### Activity
Filter these entries, keeping only lines that hold the word "title".

### Supplied data
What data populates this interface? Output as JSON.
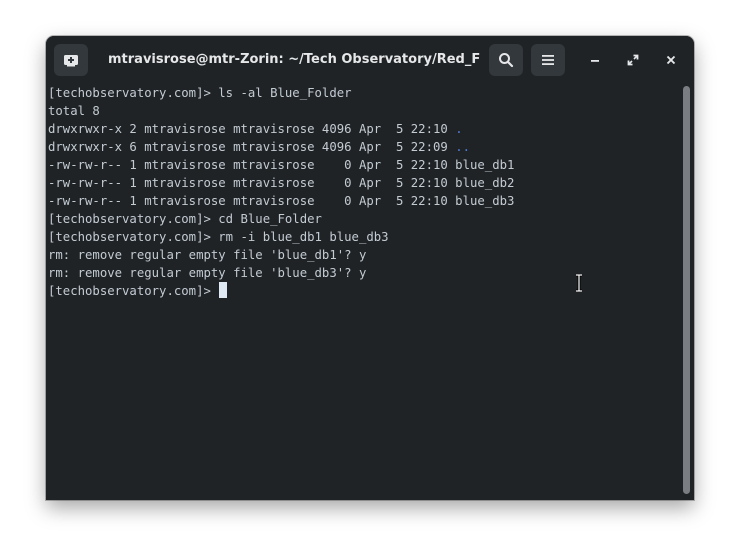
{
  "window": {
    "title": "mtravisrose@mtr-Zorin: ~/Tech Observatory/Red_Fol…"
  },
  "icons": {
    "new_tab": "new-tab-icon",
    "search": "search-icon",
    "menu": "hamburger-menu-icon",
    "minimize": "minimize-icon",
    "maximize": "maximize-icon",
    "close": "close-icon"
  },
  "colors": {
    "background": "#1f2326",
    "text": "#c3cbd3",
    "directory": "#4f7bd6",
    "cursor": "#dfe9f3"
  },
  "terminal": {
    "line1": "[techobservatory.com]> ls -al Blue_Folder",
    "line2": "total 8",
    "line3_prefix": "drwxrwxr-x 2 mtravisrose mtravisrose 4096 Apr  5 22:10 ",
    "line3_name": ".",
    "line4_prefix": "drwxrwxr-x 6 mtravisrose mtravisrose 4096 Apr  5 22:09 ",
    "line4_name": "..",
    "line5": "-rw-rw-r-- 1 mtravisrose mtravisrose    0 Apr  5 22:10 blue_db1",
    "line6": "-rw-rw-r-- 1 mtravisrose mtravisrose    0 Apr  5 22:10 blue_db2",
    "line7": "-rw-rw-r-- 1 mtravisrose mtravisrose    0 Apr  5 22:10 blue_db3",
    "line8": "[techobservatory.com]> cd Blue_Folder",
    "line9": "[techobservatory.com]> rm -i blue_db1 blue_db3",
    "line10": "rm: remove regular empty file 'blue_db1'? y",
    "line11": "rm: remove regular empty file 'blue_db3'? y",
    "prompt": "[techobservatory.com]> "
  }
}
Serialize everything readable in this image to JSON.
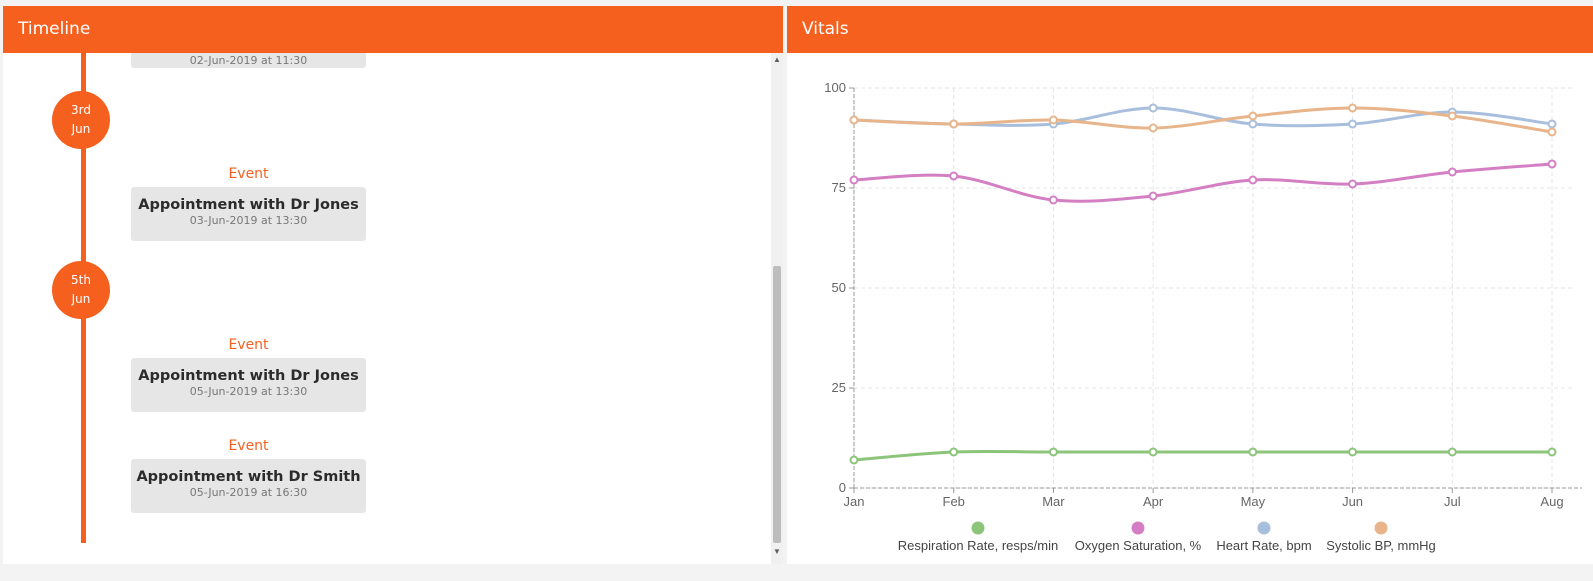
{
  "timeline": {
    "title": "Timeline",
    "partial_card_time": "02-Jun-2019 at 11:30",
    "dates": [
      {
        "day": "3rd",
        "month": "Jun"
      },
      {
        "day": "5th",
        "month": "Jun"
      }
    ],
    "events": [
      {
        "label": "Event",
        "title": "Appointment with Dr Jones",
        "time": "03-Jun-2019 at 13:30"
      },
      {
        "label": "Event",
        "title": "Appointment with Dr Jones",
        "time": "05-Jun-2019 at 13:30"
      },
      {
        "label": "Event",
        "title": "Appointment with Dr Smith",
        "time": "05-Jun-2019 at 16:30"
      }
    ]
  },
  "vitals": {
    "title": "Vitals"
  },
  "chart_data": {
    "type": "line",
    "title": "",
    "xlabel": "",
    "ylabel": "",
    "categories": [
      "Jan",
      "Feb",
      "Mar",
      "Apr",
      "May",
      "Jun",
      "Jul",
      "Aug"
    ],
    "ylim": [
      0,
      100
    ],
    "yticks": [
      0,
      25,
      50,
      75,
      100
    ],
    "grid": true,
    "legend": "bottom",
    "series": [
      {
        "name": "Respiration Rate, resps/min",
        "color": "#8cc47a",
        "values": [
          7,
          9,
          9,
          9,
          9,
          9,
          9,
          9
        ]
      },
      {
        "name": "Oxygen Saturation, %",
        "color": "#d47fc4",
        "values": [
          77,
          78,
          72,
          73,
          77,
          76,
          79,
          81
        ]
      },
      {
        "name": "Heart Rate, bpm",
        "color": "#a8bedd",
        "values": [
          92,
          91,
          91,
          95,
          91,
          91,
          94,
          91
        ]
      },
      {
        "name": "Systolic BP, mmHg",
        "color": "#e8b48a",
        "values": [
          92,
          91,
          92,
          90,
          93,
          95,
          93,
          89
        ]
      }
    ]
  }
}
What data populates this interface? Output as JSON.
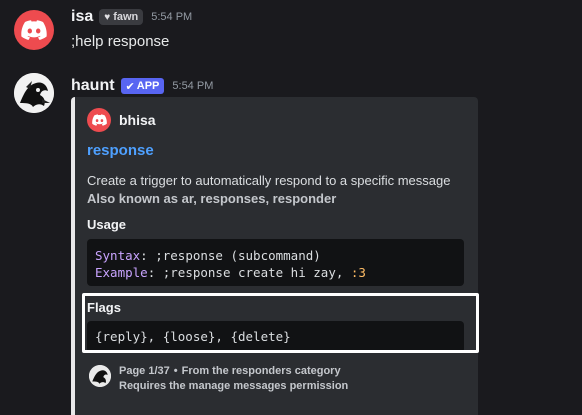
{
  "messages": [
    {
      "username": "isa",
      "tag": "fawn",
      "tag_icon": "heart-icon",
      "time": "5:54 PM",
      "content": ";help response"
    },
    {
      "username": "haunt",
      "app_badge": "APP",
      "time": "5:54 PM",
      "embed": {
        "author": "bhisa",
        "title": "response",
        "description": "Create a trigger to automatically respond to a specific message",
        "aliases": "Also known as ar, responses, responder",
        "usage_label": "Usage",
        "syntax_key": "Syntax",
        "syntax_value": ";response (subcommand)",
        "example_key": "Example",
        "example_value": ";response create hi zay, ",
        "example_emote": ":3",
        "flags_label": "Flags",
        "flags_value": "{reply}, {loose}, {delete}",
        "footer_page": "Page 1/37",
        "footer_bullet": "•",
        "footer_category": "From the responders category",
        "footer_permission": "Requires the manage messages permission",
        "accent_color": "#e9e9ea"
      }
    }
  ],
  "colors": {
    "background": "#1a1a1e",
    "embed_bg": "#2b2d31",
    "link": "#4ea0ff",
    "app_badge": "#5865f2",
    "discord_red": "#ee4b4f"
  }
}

### Solution
    "title": "mtravisrose@mtr-Zorin: ~/Tech Observatory/Red_Fol…"
    "title": "Timeline",
        "title": "Appointment with Dr Jones",
        "title": "Appointment with Dr Jones",
        "title": "Appointment with Dr Smith",
    "title": "Vitals"
    "title": "",
        "title": "response",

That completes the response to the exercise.